Assembly Bill 491, effective January 1, 2014, amends several provisions of the California Corporations Code to allow both nonprofit and for-profit California corporations to take certain actions in anticipation of or during an emergency in order to conduct the corporation’s ordinary business operations and affairs. We strongly encourage all our clients that have corporations, whether non-profit or for profit, to adopt the following types of emergency provisions in their bylaws.
Under AB 491, emergency provisions may include (i) the ability to modify lines of succession to accommodate the incapacity of a director, officer, employee or agent resulting from the emergency; (ii) relocation of the principal office; (iii) designation of alternative principal offices or regional offices or authorization of officers to do so; (iv) giving board meeting notices in any practicable manner under the circumstances, including by publication or radio; (v) deeming that one or more officers of the corporation present at a board meeting is a director to achieve a quorum for that meeting; and (vi) adopting bylaws to manage and conduct ordinary business affairs of the corporation effective only in an emergency.
While AB 491 gives the corporation wide latitude in adopting such emergency powers, the board is specifically prohibited from taking any action that requires the vote of the members or shareholders or otherwise is not in the corporation’s ordinary course of business, unless the required vote of the members or shareholders was obtained prior to the emergency.
The Corporations Code is amended to define an “emergency” for purposes of these provisions as specific events which include anything from natural catastrophes to acts of terrorism or other manmade disaster or a state of emergency proclaimed by a governor or the President. For more information on what will constitute an “emergency” under the Corporations Code, as amended, please see the full text of Assembly Bill 491 here.
Any actions taken in good faith in anticipation of or during an emergency will bind the corporation and may not be used to impose liability on a corporate director, officer, employee, or agent. This effectively applies the business judgment rule to the actions of the directors and officers during any emergency.
Nonprofit and for-profit corporations are encouraged to adopt the following types of emergency provisions in their bylaws:
1. A definition of “emergency” that follows the definition in the Corporations Code and a statement that the emergency powers are only accessible during the pendency of the emergency. Once the emergency ends, these emergency powers cease to be effective.
2. How a quorum may be achieved, including that a quorum may be achieved by either (a) allowing the board to elect officers present to the board, or (b) reducing the quorum to a lower number of board members.
3. How to give notice of a meeting during an emergency, which can include publication or on the radio.

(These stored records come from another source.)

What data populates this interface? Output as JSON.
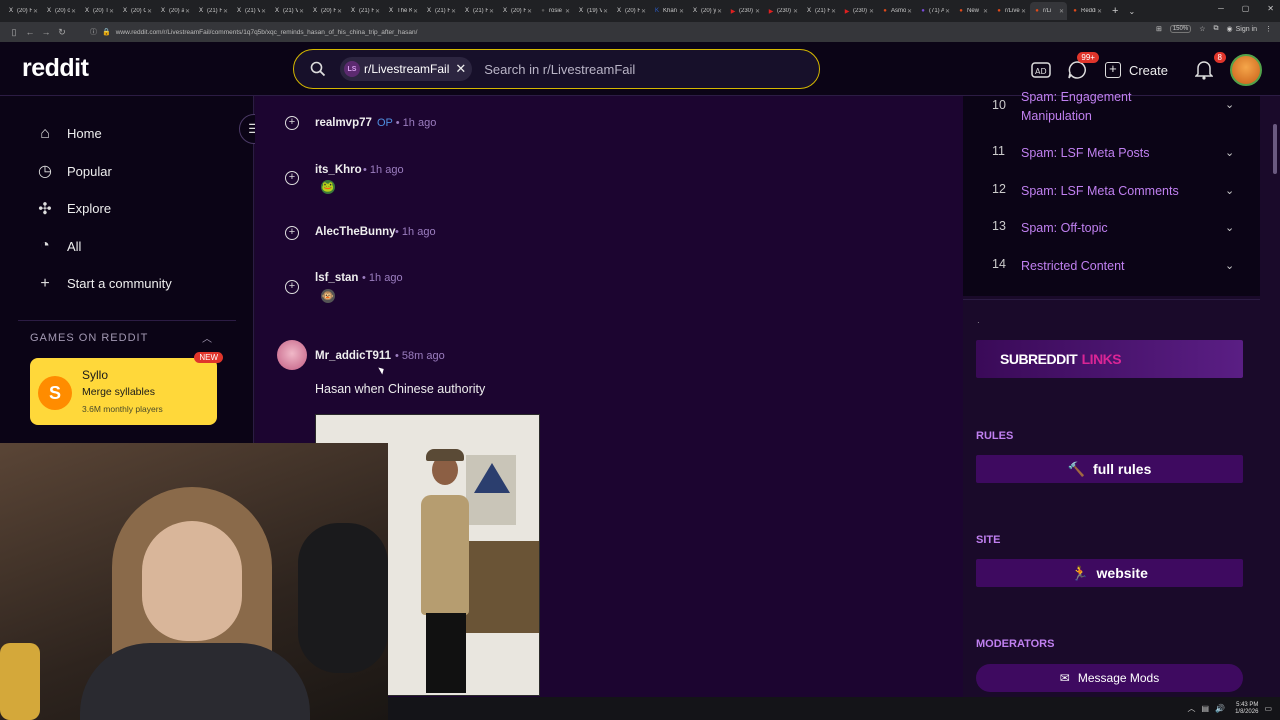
{
  "browser": {
    "tabs": [
      {
        "label": "(20) F",
        "fav": "X",
        "color": "#000000"
      },
      {
        "label": "(20) o",
        "fav": "X",
        "color": "#000000"
      },
      {
        "label": "(20) T",
        "fav": "X",
        "color": "#000000"
      },
      {
        "label": "(20) O",
        "fav": "X",
        "color": "#000000"
      },
      {
        "label": "(20) a",
        "fav": "X",
        "color": "#000000"
      },
      {
        "label": "(21) F",
        "fav": "X",
        "color": "#000000"
      },
      {
        "label": "(21) V",
        "fav": "X",
        "color": "#000000"
      },
      {
        "label": "(21) V",
        "fav": "X",
        "color": "#000000"
      },
      {
        "label": "(20) H",
        "fav": "X",
        "color": "#000000"
      },
      {
        "label": "(21) F",
        "fav": "X",
        "color": "#000000"
      },
      {
        "label": "The K",
        "fav": "X",
        "color": "#000000"
      },
      {
        "label": "(21) F",
        "fav": "X",
        "color": "#000000"
      },
      {
        "label": "(21) F",
        "fav": "X",
        "color": "#000000"
      },
      {
        "label": "(20) F",
        "fav": "X",
        "color": "#000000"
      },
      {
        "label": "rosie",
        "fav": "●",
        "color": "#555555"
      },
      {
        "label": "(19) V",
        "fav": "X",
        "color": "#000000"
      },
      {
        "label": "(20) F",
        "fav": "X",
        "color": "#000000"
      },
      {
        "label": "Khan",
        "fav": "K",
        "color": "#2b5dc9"
      },
      {
        "label": "(20) y",
        "fav": "X",
        "color": "#000000"
      },
      {
        "label": "(230)",
        "fav": "▶",
        "color": "#e02020"
      },
      {
        "label": "(230)",
        "fav": "▶",
        "color": "#e02020"
      },
      {
        "label": "(21) F",
        "fav": "X",
        "color": "#000000"
      },
      {
        "label": "(230)",
        "fav": "▶",
        "color": "#e02020"
      },
      {
        "label": "Asmo",
        "fav": "●",
        "color": "#e04a1a"
      },
      {
        "label": "(71) A",
        "fav": "●",
        "color": "#7a4bd8"
      },
      {
        "label": "New",
        "fav": "●",
        "color": "#e04a1a"
      },
      {
        "label": "r/Live",
        "fav": "●",
        "color": "#e04a1a"
      },
      {
        "label": "r/Li",
        "fav": "●",
        "color": "#e04a1a"
      },
      {
        "label": "Reddi",
        "fav": "●",
        "color": "#e04a1a"
      }
    ],
    "active_tab_index": 27,
    "url": "www.reddit.com/r/LivestreamFail/comments/1q7q5b/xqc_reminds_hasan_of_his_china_trip_after_hasan/",
    "zoom": "150%",
    "signin_label": "Sign in"
  },
  "header": {
    "logo": "reddit",
    "search_chip": "r/LivestreamFail",
    "search_chip_avatar": "LS",
    "search_placeholder": "Search in r/LivestreamFail",
    "chat_badge": "99+",
    "notif_badge": "8",
    "create_label": "Create"
  },
  "left_nav": {
    "items": [
      {
        "icon": "home-icon",
        "glyph": "⌂",
        "label": "Home"
      },
      {
        "icon": "popular-icon",
        "glyph": "◷",
        "label": "Popular"
      },
      {
        "icon": "explore-icon",
        "glyph": "✣",
        "label": "Explore"
      },
      {
        "icon": "all-icon",
        "glyph": "◔",
        "label": "All"
      },
      {
        "icon": "plus-icon",
        "glyph": "+",
        "label": "Start a community"
      }
    ],
    "games_heading": "GAMES ON REDDIT",
    "game": {
      "title": "Syllo",
      "subtitle": "Merge syllables",
      "players": "3.6M monthly players",
      "badge": "NEW",
      "icon_letter": "S"
    }
  },
  "comments": [
    {
      "user": "realmvp77",
      "op": "OP",
      "time": "1h ago"
    },
    {
      "user": "its_Khro",
      "op": "",
      "time": "1h ago",
      "emoji": "🐸"
    },
    {
      "user": "AlecTheBunny",
      "op": "",
      "time": "1h ago"
    },
    {
      "user": "lsf_stan",
      "op": "",
      "time": "1h ago",
      "emoji": "🐵"
    },
    {
      "user": "Mr_addicT911",
      "op": "",
      "time": "58m ago",
      "text": "Hasan when Chinese authority"
    }
  ],
  "rules": [
    {
      "num": "10",
      "title": "Spam: Engagement Manipulation"
    },
    {
      "num": "11",
      "title": "Spam: LSF Meta Posts"
    },
    {
      "num": "12",
      "title": "Spam: LSF Meta Comments"
    },
    {
      "num": "13",
      "title": "Spam: Off-topic"
    },
    {
      "num": "14",
      "title": "Restricted Content"
    }
  ],
  "sidebar": {
    "sublinks_a": "SUBREDDIT",
    "sublinks_b": "LINKS",
    "rules_heading": "RULES",
    "rules_btn": "full rules",
    "site_heading": "SITE",
    "site_btn": "website",
    "mods_heading": "MODERATORS",
    "mods_btn": "Message Mods"
  },
  "taskbar": {
    "time": "5:43 PM",
    "date": "1/8/2026"
  }
}
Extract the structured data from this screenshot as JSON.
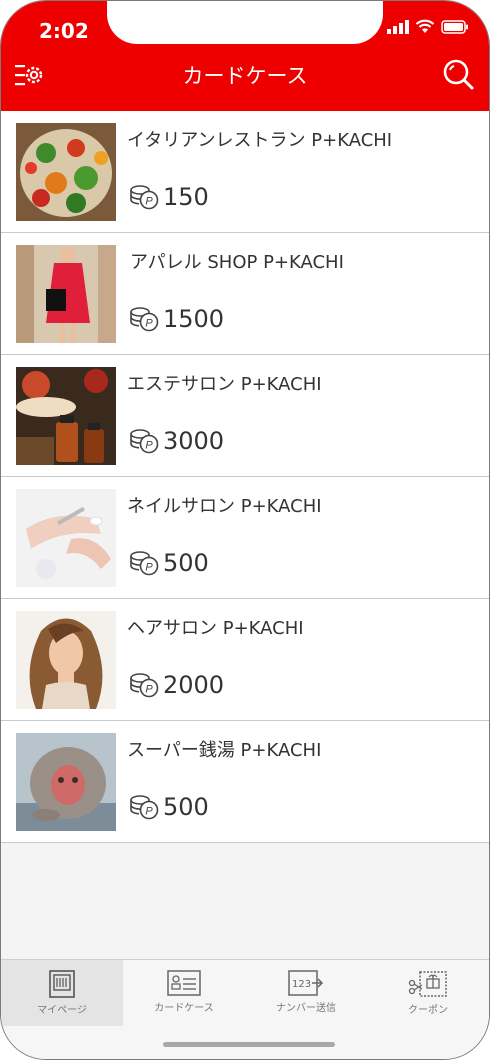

4. The types of emergency actions that may be taken, such as modifying lines of succession to accommodate an incapacity brought about by the emergency, or relocating the principal office, or authorizing officers to do so.
5. The limitations on actions that may be taken under “emergency” conditions, such as actions that require member or shareholder approval or that are not “in the ordinary course of business.”
6. Last but not least, a statement that any corporate action taken in good faith in accordance with the emergency bylaws provisions is binding on the corporation, and may not be used to impose liability on a corporate director, officer, employee, or agent.
For more information about AB 491, or other related topics, and/or for assistance with amending your bylaws to adopt such emergency provisions, please contact Fred Whitaker at email@example.com or Erick Willens at firstname.lastname@example.org or call (949) 852-1800.